%%

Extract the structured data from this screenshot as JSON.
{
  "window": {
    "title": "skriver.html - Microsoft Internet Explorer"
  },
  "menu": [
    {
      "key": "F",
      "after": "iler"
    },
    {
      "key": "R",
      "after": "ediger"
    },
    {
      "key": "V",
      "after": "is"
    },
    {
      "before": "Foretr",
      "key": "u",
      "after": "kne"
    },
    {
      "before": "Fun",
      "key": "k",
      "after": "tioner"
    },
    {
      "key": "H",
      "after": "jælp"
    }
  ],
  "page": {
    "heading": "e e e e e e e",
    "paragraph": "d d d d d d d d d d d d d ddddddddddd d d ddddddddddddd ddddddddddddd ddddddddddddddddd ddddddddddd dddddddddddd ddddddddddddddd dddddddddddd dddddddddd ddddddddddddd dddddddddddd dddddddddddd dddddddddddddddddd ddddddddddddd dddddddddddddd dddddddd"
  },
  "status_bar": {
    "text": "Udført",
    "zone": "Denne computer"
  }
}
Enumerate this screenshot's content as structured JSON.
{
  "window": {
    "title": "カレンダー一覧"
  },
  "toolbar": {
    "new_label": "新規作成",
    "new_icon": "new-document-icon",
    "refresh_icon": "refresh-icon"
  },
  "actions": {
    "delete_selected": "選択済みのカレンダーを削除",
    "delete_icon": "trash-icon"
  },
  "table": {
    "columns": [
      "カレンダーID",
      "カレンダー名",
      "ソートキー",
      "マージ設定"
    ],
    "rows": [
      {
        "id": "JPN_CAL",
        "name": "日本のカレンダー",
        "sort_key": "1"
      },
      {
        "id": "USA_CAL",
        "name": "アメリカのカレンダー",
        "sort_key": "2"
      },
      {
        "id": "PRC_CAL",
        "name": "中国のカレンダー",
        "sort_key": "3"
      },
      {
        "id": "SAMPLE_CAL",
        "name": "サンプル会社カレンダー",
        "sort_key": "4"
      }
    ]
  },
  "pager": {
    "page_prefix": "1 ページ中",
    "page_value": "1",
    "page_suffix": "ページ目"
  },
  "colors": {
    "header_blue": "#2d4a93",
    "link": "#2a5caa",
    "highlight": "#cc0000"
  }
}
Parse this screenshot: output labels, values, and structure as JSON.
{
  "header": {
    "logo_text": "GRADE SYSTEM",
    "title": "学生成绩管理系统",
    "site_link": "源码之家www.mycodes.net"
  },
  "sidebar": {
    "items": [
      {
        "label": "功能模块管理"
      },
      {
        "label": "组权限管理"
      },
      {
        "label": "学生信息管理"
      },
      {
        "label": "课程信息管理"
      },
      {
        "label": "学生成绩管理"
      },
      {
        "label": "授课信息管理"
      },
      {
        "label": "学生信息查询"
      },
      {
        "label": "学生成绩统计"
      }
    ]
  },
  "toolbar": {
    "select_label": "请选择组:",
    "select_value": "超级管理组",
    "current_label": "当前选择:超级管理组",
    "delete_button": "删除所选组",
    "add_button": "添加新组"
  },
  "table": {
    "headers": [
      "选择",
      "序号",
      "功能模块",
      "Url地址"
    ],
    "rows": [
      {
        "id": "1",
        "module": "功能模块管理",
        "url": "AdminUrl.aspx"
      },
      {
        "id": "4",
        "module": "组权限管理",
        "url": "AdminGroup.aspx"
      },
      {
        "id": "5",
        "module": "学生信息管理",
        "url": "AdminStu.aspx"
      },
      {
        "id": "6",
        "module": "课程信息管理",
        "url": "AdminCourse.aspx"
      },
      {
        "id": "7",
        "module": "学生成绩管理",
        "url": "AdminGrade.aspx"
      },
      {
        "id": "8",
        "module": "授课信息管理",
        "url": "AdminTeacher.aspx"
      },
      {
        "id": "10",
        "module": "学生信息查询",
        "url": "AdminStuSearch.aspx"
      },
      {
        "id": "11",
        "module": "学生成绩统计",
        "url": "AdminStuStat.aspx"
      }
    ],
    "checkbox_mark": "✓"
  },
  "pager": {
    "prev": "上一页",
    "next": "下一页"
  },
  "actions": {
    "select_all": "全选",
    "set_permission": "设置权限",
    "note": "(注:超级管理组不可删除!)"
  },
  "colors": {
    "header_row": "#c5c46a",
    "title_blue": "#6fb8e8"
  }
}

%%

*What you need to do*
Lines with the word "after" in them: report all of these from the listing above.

*Solution below*
      "after": "iler"
      "after": "ediger"
      "after": "is"
      "after": "kne"
      "after": "tioner"
      "after": "jælp"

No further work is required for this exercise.